In recent posts, I have lamented the difficulty in forecasting market prices due to the whims of government bureaucrats and bank executives who can cause huge changes in market prices and sale volumes with changes in policy. Today’s post is another example of one of those impossible-to-forecast policy changes with potential to really change things.

The FHA may make a major guideline change soon.

Within 75 days, the FHA is expected to change its purchase mortgage guidelines to allow home buyers with major derogatory credit events in their recent history to skip the traditional “waiting period” for an FHA-backed mortgage.

FHA : “Ignore” Foreclosures, Bankruptcy, Short Sales?

Major derogatory events include foreclosure, short sale, and Chapter 7 bankruptcy. The mandatory waiting period of each of the aforementioned events are as follows, assuming credit has been re-established by the borrower :

  • Foreclosure : Must wait 3 years before eligible for FHA-insured financing
  • Short Sale In Default : Must wait 3 years before eligible for FHA-insured financing
  • Chapter 7 Bankruptcy : Must wait 2 years before eligible for FHA-insured financing

Under the FHA’s expected new plan, these waiting periods will be waived in full.

This one policy change will do more to increase demand than anything else the government has come up with. It directly addresses the biggest obstacle to increases sales volumes in the market — lack of qualified borrowers. If this change does occur, demand will pick up substantially. Potential buyers must still have a sufficient down payment — currently a paltry 3.5% — and they must have a FICO score high enough to meet FHA standards — currently a ridiculously low 580 — but those two unchallenging requirements are the only factors limiting demand.

Soon, FHA-insured loans may be available to home buyers who may have been recently foreclosed upon; for whom a short sale was necessary; or for whom a Chapter 7 bankruptcy was discharged yesterday.

The FHA’s new waiver on foreclosures, short sales and bankruptcies would add to the national pool of home buyers, creating buy-side demand for housing and upward pressure for home values nationwide.

The policy will also dramatically increase shadow inventory as millions of underwater loan owners default to take advantage of the change in policy. However, the banks don’t seem too concerned about shadow inventory as they merely plan to liquidate over time to the same people who just defaulted; after all, those potential buyers don’t have to wait, and they shouldn’t have to, right?

The FHA has grown its market share since the start of the decade on a combination of sound mortgage guidelines, low mortgage rates for borrowers, and a minimum downpayment option of just 3.5%. With its expected “waiting period” waiver, the FHA figures to grow its market share, and the pool of potential buyers nationwide.

Home prices have made slow, steady gains since October 2011 and those gains may accelerate with new FHA policies.

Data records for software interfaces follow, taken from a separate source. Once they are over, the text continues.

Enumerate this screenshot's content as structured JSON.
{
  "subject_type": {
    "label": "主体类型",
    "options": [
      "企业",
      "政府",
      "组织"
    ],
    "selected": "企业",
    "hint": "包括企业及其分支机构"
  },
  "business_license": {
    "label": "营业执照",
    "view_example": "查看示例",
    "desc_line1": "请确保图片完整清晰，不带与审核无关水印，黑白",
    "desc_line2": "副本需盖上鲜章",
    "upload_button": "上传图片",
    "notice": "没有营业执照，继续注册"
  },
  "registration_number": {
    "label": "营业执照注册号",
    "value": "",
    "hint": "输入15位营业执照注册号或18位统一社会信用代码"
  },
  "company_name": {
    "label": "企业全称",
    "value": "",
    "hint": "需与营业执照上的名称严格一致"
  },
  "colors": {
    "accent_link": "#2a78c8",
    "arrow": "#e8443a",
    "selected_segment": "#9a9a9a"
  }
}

Wishful thinking. However, this new policy will have an impact. It may or may not positively impact pricing, that depends mostly on how well lenders manage their liquidations on the supply side. It should cause sales volumes to rise which may help the housing market find that elusive “escape velocity” the bottom callers are praying for.